State fairs are always a fun time. They give a sense of community, allowing people to transcend everyday politics and worries so they may come together as fellow statesmen and enjoy themselves. That is unless you live in Illinois.
According to the Chicago Sun-Times, the band Confederate Railroad has been “barred from performing at an Illinois state fair because of its use of the Confederate flag…”
“This administration’s guiding principle is that the state of Illinois will not use state resources to promote symbols of racism,” a spokeswoman for Governor Pritzker, Emily Bittner, said. “Symbols of hate cannot and will not represent the values of the Land of Lincoln.”
Obviously, the band’s fans aren’t happy about this recent development. Supporters such as Joe McKinley, who has contacted the band about performing at a family event before, said “It’s just their logo. It’s just their southern pride,” regarding the band’s use of the Confederate Flag.
Illinois State Rep. Terri Bryant (R) had some words for the Pritzker administration on the issue, referring to the cancellation of the band as a type of censorship:

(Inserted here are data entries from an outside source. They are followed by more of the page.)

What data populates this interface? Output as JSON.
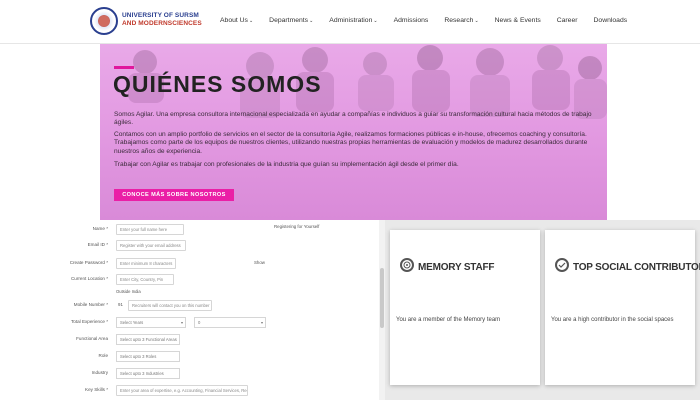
{
  "header": {
    "brand_line1": "UNIVERSITY OF SURSM",
    "brand_line2": "AND MODERNSCIENCES",
    "nav": [
      {
        "label": "About Us",
        "dropdown": true
      },
      {
        "label": "Departments",
        "dropdown": true
      },
      {
        "label": "Administration",
        "dropdown": true
      },
      {
        "label": "Admissions",
        "dropdown": false
      },
      {
        "label": "Research",
        "dropdown": true
      },
      {
        "label": "News & Events",
        "dropdown": false
      },
      {
        "label": "Career",
        "dropdown": false
      },
      {
        "label": "Downloads",
        "dropdown": false
      }
    ]
  },
  "hero": {
    "title": "QUIÉNES SOMOS",
    "p1": "Somos Agilar. Una empresa consultora internacional especializada en ayudar a compañías e individuos a guiar su transformación cultural hacia métodos de trabajo ágiles.",
    "p2": "Contamos con un amplio portfolio de servicios en el sector de la consultoría Agile, realizamos formaciones públicas e in-house, ofrecemos coaching y consultoría. Trabajamos como parte de los equipos de nuestros clientes, utilizando nuestras propias herramientas de evaluación y modelos de madurez desarrollados durante nuestros años de experiencia.",
    "p3": "Trabajar con Agilar es trabajar con profesionales de la industria que guían su implementación ágil desde el primer día.",
    "button": "CONOCE MÁS SOBRE NOSOTROS",
    "accent": "#ea1fa6"
  },
  "form": {
    "right_label": "Registering for Yourself",
    "fields": [
      {
        "label": "Name *",
        "placeholder": "Enter your full name here"
      },
      {
        "label": "Email ID *",
        "placeholder": "Register with your email address"
      },
      {
        "label": "Create Password *",
        "placeholder": "Enter minimum 8 characters",
        "note": "Show"
      },
      {
        "label": "Current Location *",
        "placeholder": "Enter City, Country, Pin"
      },
      {
        "label": "Mobile Number *",
        "prefix": "91",
        "placeholder": "Recruiters will contact you on this number",
        "subnote": "Outside India"
      },
      {
        "label": "Total Experience *",
        "select1": "Select Years",
        "select2": "0"
      },
      {
        "label": "Functional Area",
        "select": "Select upto 3 Functional Areas"
      },
      {
        "label": "Role",
        "select": "Select upto 3 Roles"
      },
      {
        "label": "Industry",
        "select": "Select upto 3 Industries"
      },
      {
        "label": "Key Skills *",
        "placeholder": "Enter your area of expertise, e.g. Accounting, Financial Services, Recruitment"
      }
    ]
  },
  "cards": [
    {
      "title": "MEMORY STAFF",
      "desc": "You are a member of the Memory team",
      "icon": "target-icon"
    },
    {
      "title": "TOP SOCIAL CONTRIBUTOR",
      "desc": "You are a high contributor in the social spaces",
      "icon": "badge-icon"
    }
  ]
}
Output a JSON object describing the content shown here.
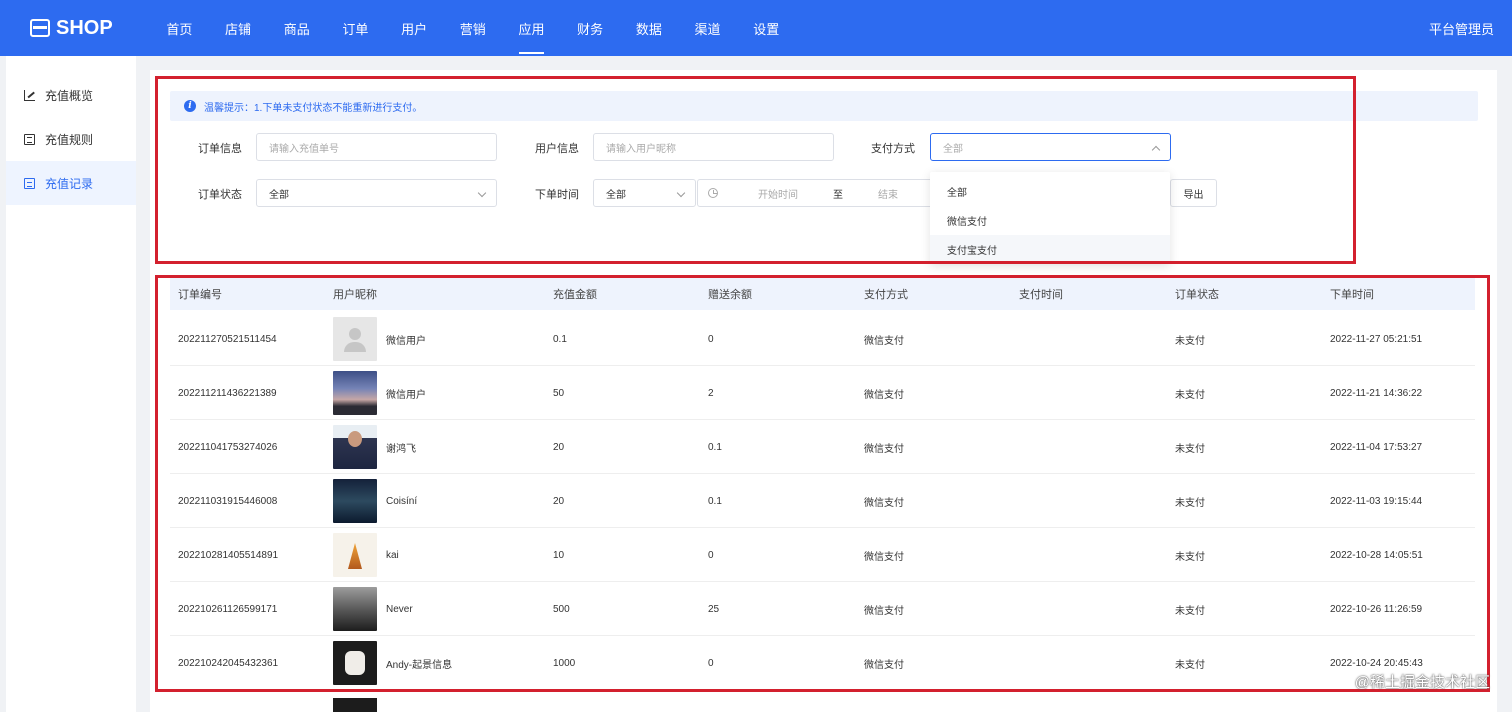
{
  "header": {
    "brand": "SHOP",
    "nav": [
      "首页",
      "店铺",
      "商品",
      "订单",
      "用户",
      "营销",
      "应用",
      "财务",
      "数据",
      "渠道",
      "设置"
    ],
    "active_nav": "应用",
    "admin": "平台管理员"
  },
  "sidebar": {
    "items": [
      {
        "label": "充值概览",
        "icon": "chart-line-icon"
      },
      {
        "label": "充值规则",
        "icon": "rules-list-icon"
      },
      {
        "label": "充值记录",
        "icon": "record-doc-icon"
      }
    ],
    "active": "充值记录"
  },
  "tip": {
    "text": "温馨提示：1.下单未支付状态不能重新进行支付。"
  },
  "filters": {
    "order_info_label": "订单信息",
    "order_info_placeholder": "请输入充值单号",
    "user_info_label": "用户信息",
    "user_info_placeholder": "请输入用户昵称",
    "pay_method_label": "支付方式",
    "pay_method_value": "全部",
    "order_status_label": "订单状态",
    "order_status_value": "全部",
    "order_time_label": "下单时间",
    "order_time_range_value": "全部",
    "start_placeholder": "开始时间",
    "range_separator": "至",
    "end_placeholder": "结束",
    "export_label": "导出"
  },
  "pay_dropdown": {
    "options": [
      "全部",
      "微信支付",
      "支付宝支付"
    ],
    "hovered": "支付宝支付"
  },
  "table": {
    "columns": [
      "订单编号",
      "用户昵称",
      "充值金额",
      "赠送余额",
      "支付方式",
      "支付时间",
      "订单状态",
      "下单时间"
    ],
    "rows": [
      {
        "order_no": "202211270521511454",
        "nickname": "微信用户",
        "amount": "0.1",
        "bonus": "0",
        "pay_method": "微信支付",
        "pay_time": "",
        "status": "未支付",
        "created": "2022-11-27 05:21:51"
      },
      {
        "order_no": "202211211436221389",
        "nickname": "微信用户",
        "amount": "50",
        "bonus": "2",
        "pay_method": "微信支付",
        "pay_time": "",
        "status": "未支付",
        "created": "2022-11-21 14:36:22"
      },
      {
        "order_no": "202211041753274026",
        "nickname": "谢鸿飞",
        "amount": "20",
        "bonus": "0.1",
        "pay_method": "微信支付",
        "pay_time": "",
        "status": "未支付",
        "created": "2022-11-04 17:53:27"
      },
      {
        "order_no": "202211031915446008",
        "nickname": "Coisíní",
        "amount": "20",
        "bonus": "0.1",
        "pay_method": "微信支付",
        "pay_time": "",
        "status": "未支付",
        "created": "2022-11-03 19:15:44"
      },
      {
        "order_no": "202210281405514891",
        "nickname": "kai",
        "amount": "10",
        "bonus": "0",
        "pay_method": "微信支付",
        "pay_time": "",
        "status": "未支付",
        "created": "2022-10-28 14:05:51"
      },
      {
        "order_no": "202210261126599171",
        "nickname": "Never",
        "amount": "500",
        "bonus": "25",
        "pay_method": "微信支付",
        "pay_time": "",
        "status": "未支付",
        "created": "2022-10-26 11:26:59"
      },
      {
        "order_no": "202210242045432361",
        "nickname": "Andy-起景信息",
        "amount": "1000",
        "bonus": "0",
        "pay_method": "微信支付",
        "pay_time": "",
        "status": "未支付",
        "created": "2022-10-24 20:45:43"
      }
    ]
  },
  "watermark": "@稀土掘金技术社区",
  "colors": {
    "primary": "#2d6bf0",
    "annotation_red": "#d3202e",
    "tip_bg": "#eef3fd"
  }
}
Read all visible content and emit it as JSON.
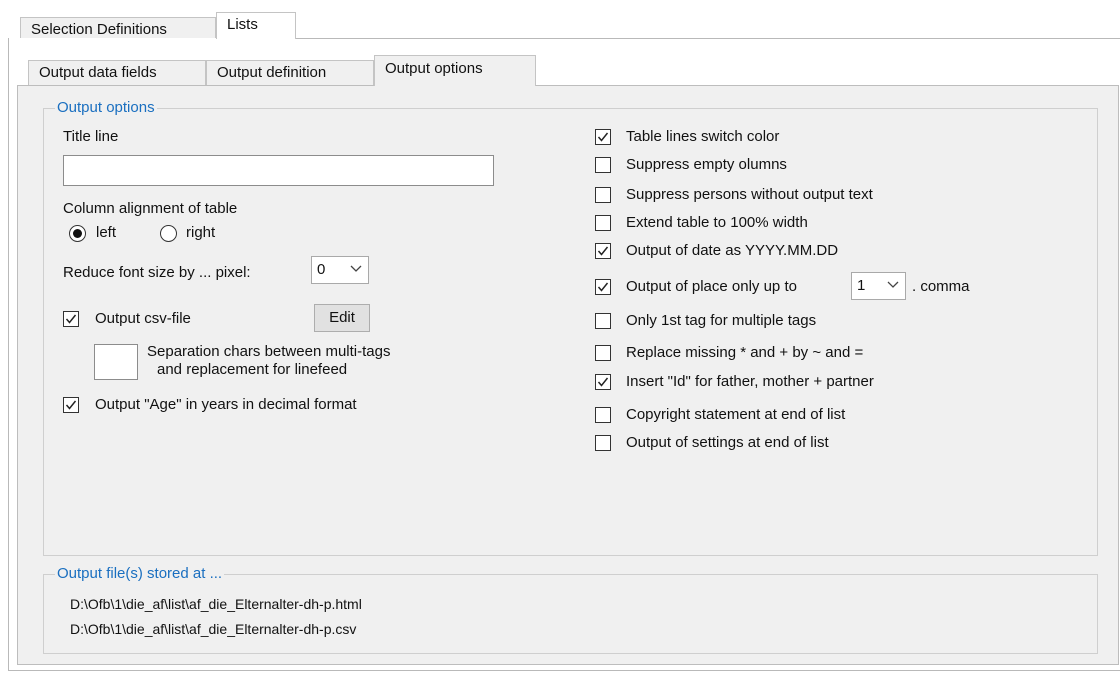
{
  "top_tabs": [
    {
      "label": "Selection Definitions"
    },
    {
      "label": "Lists"
    }
  ],
  "sub_tabs": [
    {
      "label": "Output data fields"
    },
    {
      "label": "Output definition"
    },
    {
      "label": "Output options"
    }
  ],
  "output_options": {
    "legend": "Output options",
    "title_line_label": "Title line",
    "title_line_value": "",
    "column_alignment_label": "Column alignment of table",
    "align_left": "left",
    "align_right": "right",
    "selected_alignment": "left",
    "reduce_font_label": "Reduce font size by ... pixel:",
    "reduce_font_value": "0",
    "output_csv_label": "Output csv-file",
    "output_csv_checked": true,
    "edit_button": "Edit",
    "separation_line1": "Separation chars between multi-tags",
    "separation_line2": "and replacement for linefeed",
    "separation_value": "",
    "output_age_label": "Output \"Age\" in years in decimal format",
    "output_age_checked": true
  },
  "right_options": [
    {
      "label": "Table lines switch color",
      "checked": true
    },
    {
      "label": "Suppress empty olumns",
      "checked": false
    },
    {
      "label": "Suppress persons without output text",
      "checked": false
    },
    {
      "label": "Extend table to 100% width",
      "checked": false
    },
    {
      "label": "Output of date as YYYY.MM.DD",
      "checked": true
    },
    {
      "label": "Output of place only up to",
      "checked": true,
      "combo_value": "1",
      "suffix": ". comma"
    },
    {
      "label": "Only 1st tag for multiple tags",
      "checked": false
    },
    {
      "label": "Replace missing * and + by ~ and =",
      "checked": false
    },
    {
      "label": "Insert \"Id\" for father, mother + partner",
      "checked": true
    },
    {
      "label": "Copyright statement at end of list",
      "checked": false
    },
    {
      "label": "Output of settings at end of list",
      "checked": false
    }
  ],
  "output_files": {
    "legend": "Output file(s) stored at ...",
    "paths": [
      "D:\\Ofb\\1\\die_af\\list\\af_die_Elternalter-dh-p.html",
      "D:\\Ofb\\1\\die_af\\list\\af_die_Elternalter-dh-p.csv"
    ]
  }
}
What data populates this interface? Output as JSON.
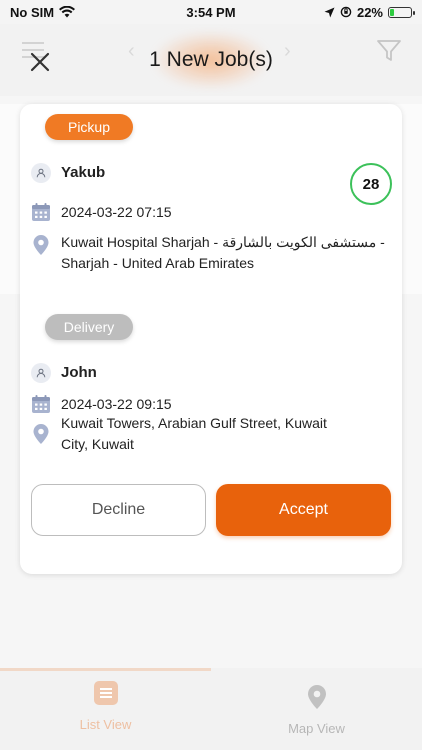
{
  "status_bar": {
    "carrier": "No SIM",
    "time": "3:54 PM",
    "battery": "22%",
    "battery_level": 0.22
  },
  "header": {
    "title": "1 New Job(s)"
  },
  "job": {
    "count": "28",
    "pickup": {
      "label": "Pickup",
      "name": "Yakub",
      "datetime": "2024-03-22 07:15",
      "address": "Kuwait Hospital Sharjah - مستشفى الكويت بالشارقة - Sharjah - United Arab Emirates"
    },
    "delivery": {
      "label": "Delivery",
      "name": "John",
      "datetime": "2024-03-22 09:15",
      "address": "Kuwait Towers, Arabian Gulf Street, Kuwait City, Kuwait"
    },
    "decline_label": "Decline",
    "accept_label": "Accept"
  },
  "bottom_nav": {
    "list_view": "List View",
    "map_view": "Map View"
  },
  "colors": {
    "accent": "#e8620c",
    "pickup_badge": "#f07a24",
    "delivery_badge": "#bdbdbd",
    "count_ring": "#3cc15a"
  }
}
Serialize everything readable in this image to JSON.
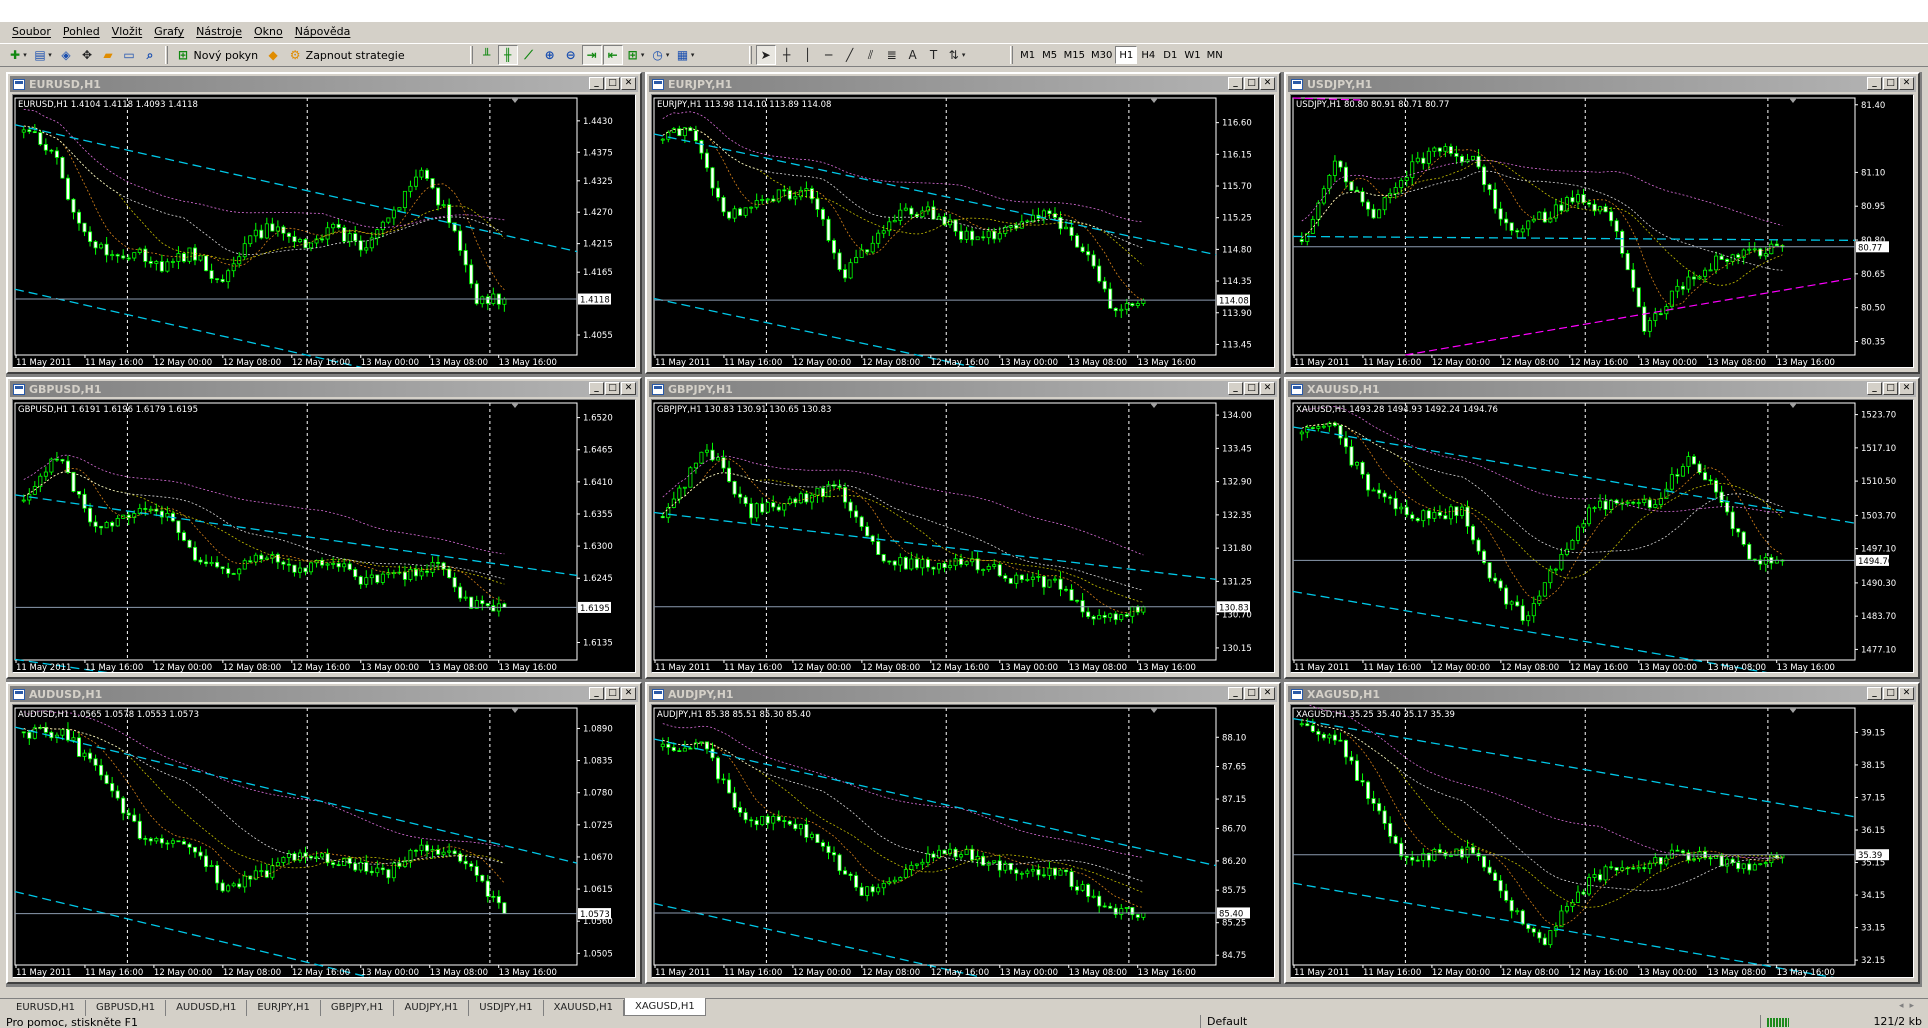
{
  "menu": [
    "Soubor",
    "Pohled",
    "Vložit",
    "Grafy",
    "Nástroje",
    "Okno",
    "Nápověda"
  ],
  "toolbar": {
    "new_order_label": "Nový pokyn",
    "strategy_label": "Zapnout strategie",
    "timeframes": [
      "M1",
      "M5",
      "M15",
      "M30",
      "H1",
      "H4",
      "D1",
      "W1",
      "MN"
    ],
    "active_timeframe": "H1"
  },
  "time_labels": [
    "11 May 2011",
    "11 May 16:00",
    "12 May 00:00",
    "12 May 08:00",
    "12 May 16:00",
    "13 May 00:00",
    "13 May 08:00",
    "13 May 16:00"
  ],
  "colors": {
    "bull": "#00ff00",
    "bear": "#ffffff",
    "channel": "#00c8e8",
    "ma_fast": "#ff9a1f",
    "ma_mid": "#e8e000",
    "ma_slow": "#ffffff",
    "ma_long": "#ff80ff",
    "support": "#ff00ff",
    "bid_line": "#8c9bb0"
  },
  "charts": [
    {
      "title": "EURUSD,H1",
      "info": "EURUSD,H1  1.4104 1.4118 1.4093 1.4118",
      "ylim": [
        1.402,
        1.447
      ],
      "yticks": [
        "1.4430",
        "1.4375",
        "1.4325",
        "1.4270",
        "1.4215",
        "1.4165",
        "1.4055"
      ],
      "current": "1.4118",
      "path": [
        1.442,
        1.438,
        1.424,
        1.419,
        1.42,
        1.4175,
        1.42,
        1.414,
        1.4225,
        1.425,
        1.421,
        1.424,
        1.421,
        1.426,
        1.434,
        1.426,
        1.412,
        1.4118
      ]
    },
    {
      "title": "EURJPY,H1",
      "info": "EURJPY,H1  113.98 114.10 113.89 114.08",
      "ylim": [
        113.3,
        116.95
      ],
      "yticks": [
        "116.60",
        "116.15",
        "115.70",
        "115.25",
        "114.80",
        "114.35",
        "113.90",
        "113.45"
      ],
      "current": "114.08",
      "path": [
        116.4,
        116.5,
        115.3,
        115.4,
        115.6,
        115.6,
        114.4,
        114.9,
        115.4,
        115.3,
        115.0,
        115.0,
        115.2,
        115.3,
        114.8,
        113.95,
        114.08
      ]
    },
    {
      "title": "USDJPY,H1",
      "info": "USDJPY,H1  80.80 80.91 80.71 80.77",
      "ylim": [
        80.29,
        81.43
      ],
      "yticks": [
        "81.40",
        "81.10",
        "80.95",
        "80.80",
        "80.65",
        "80.50",
        "80.35"
      ],
      "current": "80.77",
      "path": [
        80.8,
        81.15,
        80.9,
        81.1,
        81.2,
        81.15,
        80.85,
        80.9,
        81.0,
        80.9,
        80.4,
        80.6,
        80.7,
        80.75,
        80.77
      ]
    },
    {
      "title": "GBPUSD,H1",
      "info": "GBPUSD,H1  1.6191 1.6196 1.6179 1.6195",
      "ylim": [
        1.6105,
        1.6545
      ],
      "yticks": [
        "1.6520",
        "1.6465",
        "1.6410",
        "1.6355",
        "1.6300",
        "1.6245",
        "1.6135"
      ],
      "current": "1.6195",
      "path": [
        1.638,
        1.646,
        1.633,
        1.635,
        1.636,
        1.628,
        1.626,
        1.628,
        1.626,
        1.627,
        1.624,
        1.625,
        1.627,
        1.62,
        1.619
      ]
    },
    {
      "title": "GBPJPY,H1",
      "info": "GBPJPY,H1  130.83 130.91 130.65 130.83",
      "ylim": [
        129.95,
        134.2
      ],
      "yticks": [
        "134.00",
        "133.45",
        "132.90",
        "132.35",
        "131.80",
        "131.25",
        "130.70",
        "130.15"
      ],
      "current": "130.83",
      "path": [
        132.3,
        133.5,
        132.4,
        132.6,
        132.8,
        131.6,
        131.5,
        131.6,
        131.3,
        131.2,
        130.6,
        130.83
      ]
    },
    {
      "title": "XAUUSD,H1",
      "info": "XAUUSD,H1  1493.28 1494.93 1492.24 1494.76",
      "ylim": [
        1475.0,
        1526.0
      ],
      "yticks": [
        "1523.70",
        "1517.10",
        "1510.50",
        "1503.70",
        "1497.10",
        "1490.30",
        "1483.70",
        "1477.10"
      ],
      "current": "1494.76",
      "path": [
        1520,
        1521,
        1510,
        1505,
        1503,
        1505,
        1490,
        1483,
        1495,
        1505,
        1506,
        1506,
        1515,
        1508,
        1495,
        1494.76
      ]
    },
    {
      "title": "AUDUSD,H1",
      "info": "AUDUSD,H1  1.0565 1.0578 1.0553 1.0573",
      "ylim": [
        1.0485,
        1.0925
      ],
      "yticks": [
        "1.0890",
        "1.0835",
        "1.0780",
        "1.0725",
        "1.0670",
        "1.0615",
        "1.0560",
        "1.0505"
      ],
      "current": "1.0573",
      "path": [
        1.088,
        1.0885,
        1.08,
        1.07,
        1.07,
        1.062,
        1.064,
        1.068,
        1.066,
        1.064,
        1.069,
        1.066,
        1.0573
      ]
    },
    {
      "title": "AUDJPY,H1",
      "info": "AUDJPY,H1  85.38 85.51 85.30 85.40",
      "ylim": [
        84.6,
        88.55
      ],
      "yticks": [
        "88.10",
        "87.65",
        "87.15",
        "86.70",
        "86.20",
        "85.75",
        "85.25",
        "84.75"
      ],
      "current": "85.40",
      "path": [
        87.95,
        88.0,
        86.8,
        86.9,
        86.4,
        85.7,
        86.0,
        86.4,
        86.2,
        86.0,
        86.0,
        85.5,
        85.4
      ]
    },
    {
      "title": "XAGUSD,H1",
      "info": "XAGUSD,H1  35.25 35.40 35.17 35.39",
      "ylim": [
        32.0,
        39.9
      ],
      "yticks": [
        "39.15",
        "38.15",
        "37.15",
        "36.15",
        "35.15",
        "34.15",
        "33.15",
        "32.15"
      ],
      "current": "35.39",
      "path": [
        39.3,
        39.1,
        37.0,
        35.3,
        35.4,
        35.5,
        34.0,
        32.6,
        34.2,
        35.0,
        35.0,
        35.5,
        35.2,
        35.1,
        35.39
      ]
    }
  ],
  "tabs": [
    "EURUSD,H1",
    "GBPUSD,H1",
    "AUDUSD,H1",
    "EURJPY,H1",
    "GBPJPY,H1",
    "AUDJPY,H1",
    "USDJPY,H1",
    "XAUUSD,H1",
    "XAGUSD,H1"
  ],
  "active_tab": "XAGUSD,H1",
  "status": {
    "help": "Pro pomoc, stiskněte F1",
    "profile": "Default",
    "traffic": "121/2 kb"
  }
}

“If you’re going to censor Confederate Railroad because it’s offensive to people, then censor the other entertainer with the depiction of a dead president that many people here love.”
Two things can be true at once: Firstly, the barring of Confederate Railroad is ridiculous, left-wing bellyaching. There has been no evidence shown the band attempts to stoke racial divides. No evidence they use their platform to promote disdainful beliefs.
Even if one can’t look past the band’s personal actions, only pointing to their use of the Confederate Flag to justify their banning, it should be reasonable for both sides of the debate to acknowledge a simple fact: intent matters.
If, assuming for a moment, the Stars and Bars can be nothing but an offensive symbol, Confederate Railroad’s use of said symbol would, at worse, fall under ignorance rather than malice, as the band has shown no indication of spurring racial animus.
If such is the case, banning the band from performing at this particular fair seems a disproportionate punishment for the crime of ignorance.
But -- and this may be unpopular -- Rep. Bryant and his ilk take away from their side of the issue when they claim that the banning is an example of censorship, considering that word very often comes with Orwellian connotations.
No one is being censored. Having a protected right to freedom of speech does not mean you are entitled to perform at any event you want. The government is not banning the band from performing at their own -- or other -- concerts or fairs. They are not threatening to arrest or fine Confederate Railroad for their use of the flag. They are not kicking the band out of the state.
What they are saying is that the band is no longer invited to perform at this specific event, and they have, as organizers of the fair, that right, even if they are going about their decision the wrong way.